In another incident, the womenfolk of Abdur Rahim Khankhana, a Mughal officer, fell into the hands of Pratap's son, Amar Singh. At this point of time, Khankhana was actually on the march against Pratap, and was camping at Sherpur in order to make preparations for an assault against Pratap. Nonwithstanding all this, Pratap commanded his son Amar Singh (eldest of 17 sons and 5 daughters) to arrange for the safe conveyance of the Mughal ladies to their camp. Khankhana was so affected by this incident that he refused to campaign against such a chivalrous monarch. He petitioned Akbar to be relieved of his post and was subsequently (in 1581) appointed guardian of Akbar's own son, Salim. Also it is considered that the slogan " jo dridh rakhe dharm ne tahi rakhe kartar is given by abdul rahim khankhana who is also known "Rahim das" in Hindi poetry.

Present-day status

Following India’s independence in 1947, Maharana Bhupal Singh (reign 1930-1955) was made Maharaj Pramukh (=Governor) of Rajasthan State 1952-1955 – the only post in Republic of India specially created for Mewar! Maharana Bhupal Singh was the first ruler to merge his state with independent India (18 April 1948). India’s first Union Home Minister (Loh Purush -the Iron Man) Sardar Vallabh Bhai Patel reprimanded the reluctant Hyderabad and other states saying that “...if any ruler in India had any right to claim of independence it was Mewar, which has gladly and readily merged with the Indian Union saying that it was fulfillment of 13 centuries of their mission...but for Mewar no other rulers has that right...” Even in the post-independent period, the Indian public, Indian Presidents, Prime Ministers and politicians irrespective of their political affiliation, continued their appreciation and reverence to the values of Mewar. The noted Indian freedom fighter, Union Minister and founder of Bharatiya Vidya Bhawan, and one of the great persons of literature of modern India, K. M. Munshi (1887-1971) has written,“ ...the Maharanas of Mewar represented the best and noblest in Hindu culture and polity...they translated into practice the Puranic concept of Ram Rajya...

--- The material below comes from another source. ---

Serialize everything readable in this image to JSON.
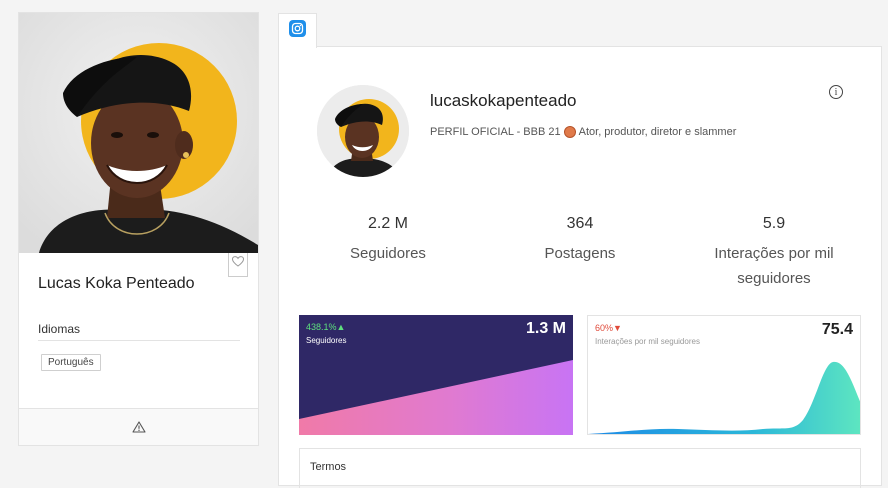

Maharana Pratap has always been held in great esteem in India and was projected as a model of patriotism and freedom struggle against the British rule in India. The names Pratap and Chetak, his stallion, are very famous and the Government of Republic of India has issued commemorative stamps (1967, 1998) and coins (2003) to honor this great Son of India. The grateful nation installed Pratap’s Chetak-mounted statue along with those of his more renowned associates -- Jhala Maan, Bhilu Raja (the tribal chief), Bhama Shah, Hakim Khan Soor and an attendant-foot-soldier in front of the Parliament House in New Delhi on August 21, 2007.

A feature film on Maharana Pratap is under post-production. All other details are available on its website .

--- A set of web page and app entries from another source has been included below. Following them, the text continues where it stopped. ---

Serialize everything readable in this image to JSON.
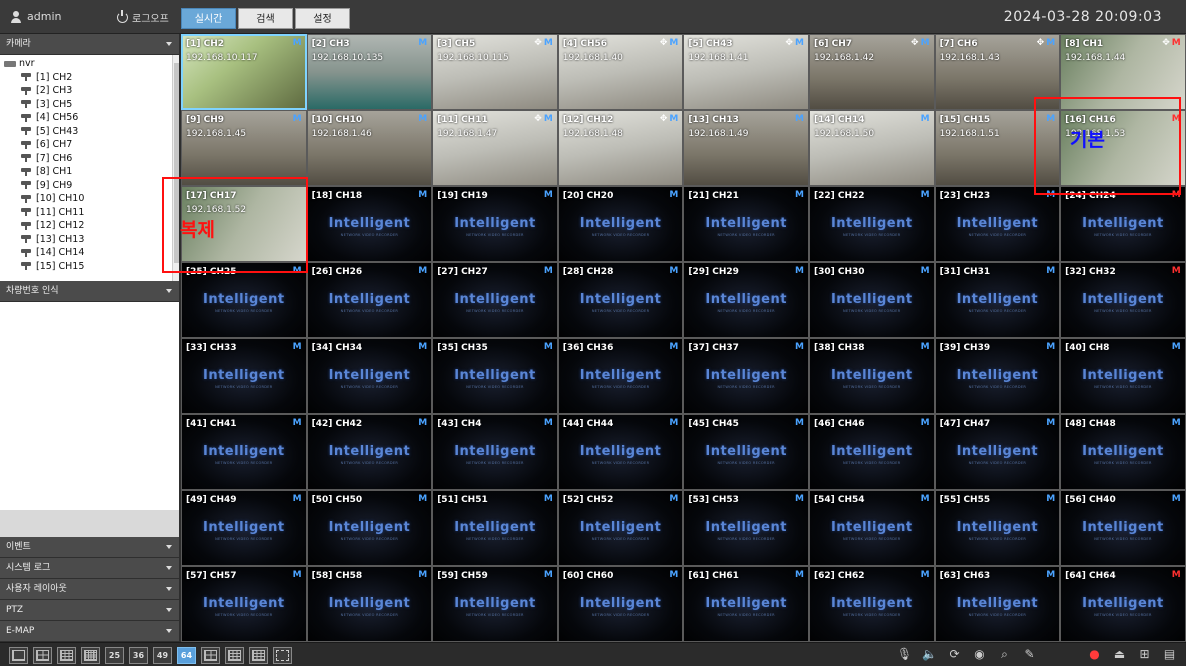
{
  "header": {
    "username": "admin",
    "logout_label": "로그오프",
    "tabs": [
      {
        "label": "실시간",
        "active": true
      },
      {
        "label": "검색",
        "active": false
      },
      {
        "label": "설정",
        "active": false
      }
    ],
    "datetime": "2024-03-28 20:09:03"
  },
  "sidebar": {
    "camera_section": "카메라",
    "root_label": "nvr",
    "channels": [
      "[1] CH2",
      "[2] CH3",
      "[3] CH5",
      "[4] CH56",
      "[5] CH43",
      "[6] CH7",
      "[7] CH6",
      "[8] CH1",
      "[9] CH9",
      "[10] CH10",
      "[11] CH11",
      "[12] CH12",
      "[13] CH13",
      "[14] CH14",
      "[15] CH15"
    ],
    "lpr_section": "차량번호 인식",
    "bottom_sections": [
      "이벤트",
      "시스템 로그",
      "사용자 레이아웃",
      "PTZ",
      "E-MAP"
    ]
  },
  "grid": {
    "logo_text": "Intelligent",
    "logo_subtext": "NETWORK VIDEO RECORDER",
    "tiles": [
      {
        "name": "[1] CH2",
        "ip": "192.168.10.117",
        "live": "g",
        "m": "blue",
        "selected": true
      },
      {
        "name": "[2] CH3",
        "ip": "192.168.10.135",
        "live": "t",
        "m": "blue"
      },
      {
        "name": "[3] CH5",
        "ip": "192.168.10.115",
        "live": "w",
        "m": "blue",
        "move": true
      },
      {
        "name": "[4] CH56",
        "ip": "192.168.1.40",
        "live": "w",
        "m": "blue",
        "move": true
      },
      {
        "name": "[5] CH43",
        "ip": "192.168.1.41",
        "live": "w",
        "m": "blue",
        "move": true
      },
      {
        "name": "[6] CH7",
        "ip": "192.168.1.42",
        "live": "d",
        "m": "blue",
        "move": true
      },
      {
        "name": "[7] CH6",
        "ip": "192.168.1.43",
        "live": "d",
        "m": "blue",
        "move": true
      },
      {
        "name": "[8] CH1",
        "ip": "192.168.1.44",
        "live": "p",
        "m": "red",
        "move": true
      },
      {
        "name": "[9] CH9",
        "ip": "192.168.1.45",
        "live": "d",
        "m": "blue"
      },
      {
        "name": "[10] CH10",
        "ip": "192.168.1.46",
        "live": "d",
        "m": "blue"
      },
      {
        "name": "[11] CH11",
        "ip": "192.168.1.47",
        "live": "w",
        "m": "blue",
        "move": true
      },
      {
        "name": "[12] CH12",
        "ip": "192.168.1.48",
        "live": "w",
        "m": "blue",
        "move": true
      },
      {
        "name": "[13] CH13",
        "ip": "192.168.1.49",
        "live": "d",
        "m": "blue"
      },
      {
        "name": "[14] CH14",
        "ip": "192.168.1.50",
        "live": "w",
        "m": "blue"
      },
      {
        "name": "[15] CH15",
        "ip": "192.168.1.51",
        "live": "d",
        "m": "blue"
      },
      {
        "name": "[16] CH16",
        "ip": "192.168.1.53",
        "live": "p",
        "m": "red"
      },
      {
        "name": "[17] CH17",
        "ip": "192.168.1.52",
        "live": "p",
        "m": ""
      },
      {
        "name": "[18] CH18",
        "m": "blue"
      },
      {
        "name": "[19] CH19",
        "m": "blue"
      },
      {
        "name": "[20] CH20",
        "m": "blue"
      },
      {
        "name": "[21] CH21",
        "m": "blue"
      },
      {
        "name": "[22] CH22",
        "m": "blue"
      },
      {
        "name": "[23] CH23",
        "m": "blue"
      },
      {
        "name": "[24] CH24",
        "m": "red"
      },
      {
        "name": "[25] CH25",
        "m": "blue"
      },
      {
        "name": "[26] CH26",
        "m": "blue"
      },
      {
        "name": "[27] CH27",
        "m": "blue"
      },
      {
        "name": "[28] CH28",
        "m": "blue"
      },
      {
        "name": "[29] CH29",
        "m": "blue"
      },
      {
        "name": "[30] CH30",
        "m": "blue"
      },
      {
        "name": "[31] CH31",
        "m": "blue"
      },
      {
        "name": "[32] CH32",
        "m": "red"
      },
      {
        "name": "[33] CH33",
        "m": "blue"
      },
      {
        "name": "[34] CH34",
        "m": "blue"
      },
      {
        "name": "[35] CH35",
        "m": "blue"
      },
      {
        "name": "[36] CH36",
        "m": "blue"
      },
      {
        "name": "[37] CH37",
        "m": "blue"
      },
      {
        "name": "[38] CH38",
        "m": "blue"
      },
      {
        "name": "[39] CH39",
        "m": "blue"
      },
      {
        "name": "[40] CH8",
        "m": "blue"
      },
      {
        "name": "[41] CH41",
        "m": "blue"
      },
      {
        "name": "[42] CH42",
        "m": "blue"
      },
      {
        "name": "[43] CH4",
        "m": "blue"
      },
      {
        "name": "[44] CH44",
        "m": "blue"
      },
      {
        "name": "[45] CH45",
        "m": "blue"
      },
      {
        "name": "[46] CH46",
        "m": "blue"
      },
      {
        "name": "[47] CH47",
        "m": "blue"
      },
      {
        "name": "[48] CH48",
        "m": "blue"
      },
      {
        "name": "[49] CH49",
        "m": "blue"
      },
      {
        "name": "[50] CH50",
        "m": "blue"
      },
      {
        "name": "[51] CH51",
        "m": "blue"
      },
      {
        "name": "[52] CH52",
        "m": "blue"
      },
      {
        "name": "[53] CH53",
        "m": "blue"
      },
      {
        "name": "[54] CH54",
        "m": "blue"
      },
      {
        "name": "[55] CH55",
        "m": "blue"
      },
      {
        "name": "[56] CH40",
        "m": "blue"
      },
      {
        "name": "[57] CH57",
        "m": "blue"
      },
      {
        "name": "[58] CH58",
        "m": "blue"
      },
      {
        "name": "[59] CH59",
        "m": "blue"
      },
      {
        "name": "[60] CH60",
        "m": "blue"
      },
      {
        "name": "[61] CH61",
        "m": "blue"
      },
      {
        "name": "[62] CH62",
        "m": "blue"
      },
      {
        "name": "[63] CH63",
        "m": "blue"
      },
      {
        "name": "[64] CH64",
        "m": "red"
      }
    ]
  },
  "annotations": {
    "left_text": "복제",
    "left_color": "#ff1010",
    "right_text": "기본",
    "right_color": "#1010ff"
  },
  "toolbar": {
    "layouts": [
      {
        "label": "",
        "icon": "layout-1-icon"
      },
      {
        "label": "",
        "icon": "layout-4-icon"
      },
      {
        "label": "",
        "icon": "layout-9-icon"
      },
      {
        "label": "",
        "icon": "layout-16-icon"
      },
      {
        "label": "25",
        "icon": ""
      },
      {
        "label": "36",
        "icon": ""
      },
      {
        "label": "49",
        "icon": ""
      },
      {
        "label": "64",
        "icon": "",
        "active": true
      },
      {
        "label": "",
        "icon": "layout-custom-a-icon"
      },
      {
        "label": "",
        "icon": "layout-custom-b-icon"
      },
      {
        "label": "",
        "icon": "layout-custom-c-icon"
      },
      {
        "label": "",
        "icon": "fullscreen-icon"
      }
    ],
    "tools": [
      "microphone-icon",
      "speaker-icon",
      "refresh-icon",
      "record-toggle-icon",
      "zoom-icon",
      "pen-icon",
      "rec-status-icon",
      "person-icon",
      "network-icon",
      "hdd-icon"
    ],
    "rec_label": "REC"
  }
}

Moti Magari

An impressive bronze statue of Maharana Pratap and his favorite and loyal horse, who was fiercely protective of his master and stood by him till his last breath, stands at the top of Moti Magri (Pearl Mount) overlooking Fateh Sagar. Local people climb the hill to pay homage to Maharana Pratap and his faithful charger 'Chetak', who was killed in the battle of Haldighati. There are the ruins of one of the first modest palaces of Udaipur and there is also a charming Japanese rock garden not far away. The Memorial has the first Light & Sound program in Rajasthan, that presents the glorious 1400 years of Mewar's history.

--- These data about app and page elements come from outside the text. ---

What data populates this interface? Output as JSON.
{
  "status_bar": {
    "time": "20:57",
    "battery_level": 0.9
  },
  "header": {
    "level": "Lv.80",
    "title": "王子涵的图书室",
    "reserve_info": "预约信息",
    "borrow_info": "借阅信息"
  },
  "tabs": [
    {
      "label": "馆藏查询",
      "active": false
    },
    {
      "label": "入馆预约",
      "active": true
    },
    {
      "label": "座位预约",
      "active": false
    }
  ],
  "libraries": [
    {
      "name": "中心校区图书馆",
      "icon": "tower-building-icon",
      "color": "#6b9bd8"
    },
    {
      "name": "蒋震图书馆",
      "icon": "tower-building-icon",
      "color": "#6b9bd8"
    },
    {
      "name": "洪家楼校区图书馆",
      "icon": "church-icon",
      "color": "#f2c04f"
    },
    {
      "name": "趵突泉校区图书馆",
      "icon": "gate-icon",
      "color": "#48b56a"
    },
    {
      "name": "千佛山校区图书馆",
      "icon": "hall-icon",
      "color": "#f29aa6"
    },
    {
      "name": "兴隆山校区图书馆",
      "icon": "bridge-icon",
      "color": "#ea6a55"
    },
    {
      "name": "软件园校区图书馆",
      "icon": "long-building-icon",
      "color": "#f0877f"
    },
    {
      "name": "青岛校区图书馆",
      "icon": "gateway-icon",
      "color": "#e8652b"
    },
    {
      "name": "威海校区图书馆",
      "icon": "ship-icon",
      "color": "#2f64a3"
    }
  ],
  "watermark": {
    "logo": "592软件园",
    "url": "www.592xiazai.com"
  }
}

Descendants

Alpana Sivam, Roma Singh, Akash Sivam and Anuj Singh.

Books Related To Maharana Pratap

(In Gujarati- By Shri Harilal Upadhyay)

  • ShauryaPratapi Maharana Pratap
  • Chittod Ni Rangarjana
  • Jai Chittod
  • Mevad (Mevar or Mewaar or Mewar) Na Maharathi
  • Mevad Ni TejChhaya
  • Mevad No Kesri
  • DeshGaurav BhamaShah

For further information you can visit the official cum tribute site of the author at

See also

References

External links

  • Official Website of Film Maharana Pratap
  • Official Website for the Royal Family of Udaipur
  • The Battle of Haldighati
  • Rajput India
  • Maharana Pratap info
  • Maharana Pratap

Search another word or see narrow backon Dictionary | Thesaurus |Spanish
Copyright © 2014 Dictionary.com, LLC. All rights reserved.
  • Please Login or Sign Up to use the Recent Searches feature
FAVORITES
RECENT

;